The study was posted online in JAMA Internal Medicine. All participants received physical examinations and responded to a food questionnaire. The scientists calculated added sugar -- that is, all sugar not found naturally in fruits and fruit juices, but instead in sugar-sweetened beverages, dairy desserts, candy, cakes and other foods - as a percentage of total calorie intake.
After adjusting for age, smoking, sex, BMI, physical activity and other factors, they found that compared with people whose calories were less than 10 per cent from added sugar, those whose intake was 10 to 25 per cent added sugar had a 30 per cent increased risk of cardiovascular death.

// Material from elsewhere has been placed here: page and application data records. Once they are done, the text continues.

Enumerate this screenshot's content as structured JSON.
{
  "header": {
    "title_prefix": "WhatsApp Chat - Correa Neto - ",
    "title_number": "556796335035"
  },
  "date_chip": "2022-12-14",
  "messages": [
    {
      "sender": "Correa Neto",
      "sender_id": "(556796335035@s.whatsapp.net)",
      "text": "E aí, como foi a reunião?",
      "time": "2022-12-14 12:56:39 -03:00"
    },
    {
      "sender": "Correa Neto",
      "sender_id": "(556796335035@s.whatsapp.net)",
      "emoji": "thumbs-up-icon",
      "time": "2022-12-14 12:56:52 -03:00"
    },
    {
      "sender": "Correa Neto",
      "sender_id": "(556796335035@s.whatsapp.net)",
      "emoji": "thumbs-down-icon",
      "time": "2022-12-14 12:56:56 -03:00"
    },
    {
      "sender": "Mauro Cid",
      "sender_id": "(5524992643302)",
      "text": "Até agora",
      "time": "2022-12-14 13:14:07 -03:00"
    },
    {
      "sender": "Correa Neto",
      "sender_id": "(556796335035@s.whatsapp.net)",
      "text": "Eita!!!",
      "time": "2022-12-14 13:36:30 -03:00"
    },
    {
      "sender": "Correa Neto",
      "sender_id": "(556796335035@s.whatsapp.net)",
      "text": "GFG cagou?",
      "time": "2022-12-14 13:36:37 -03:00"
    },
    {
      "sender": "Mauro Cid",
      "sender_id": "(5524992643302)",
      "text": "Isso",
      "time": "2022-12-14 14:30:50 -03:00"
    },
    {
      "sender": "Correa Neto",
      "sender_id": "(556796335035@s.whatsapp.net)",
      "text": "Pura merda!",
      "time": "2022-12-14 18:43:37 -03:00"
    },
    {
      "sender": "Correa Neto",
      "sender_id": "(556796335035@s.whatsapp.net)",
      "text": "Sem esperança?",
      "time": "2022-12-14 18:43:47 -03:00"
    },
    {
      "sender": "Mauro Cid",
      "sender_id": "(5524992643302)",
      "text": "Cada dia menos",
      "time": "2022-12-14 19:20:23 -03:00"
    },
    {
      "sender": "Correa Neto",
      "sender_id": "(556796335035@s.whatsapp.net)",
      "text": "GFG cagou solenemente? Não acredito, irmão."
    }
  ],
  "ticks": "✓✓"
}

Those whose diet was more than 25 per cent added sugar almost tripled their risk.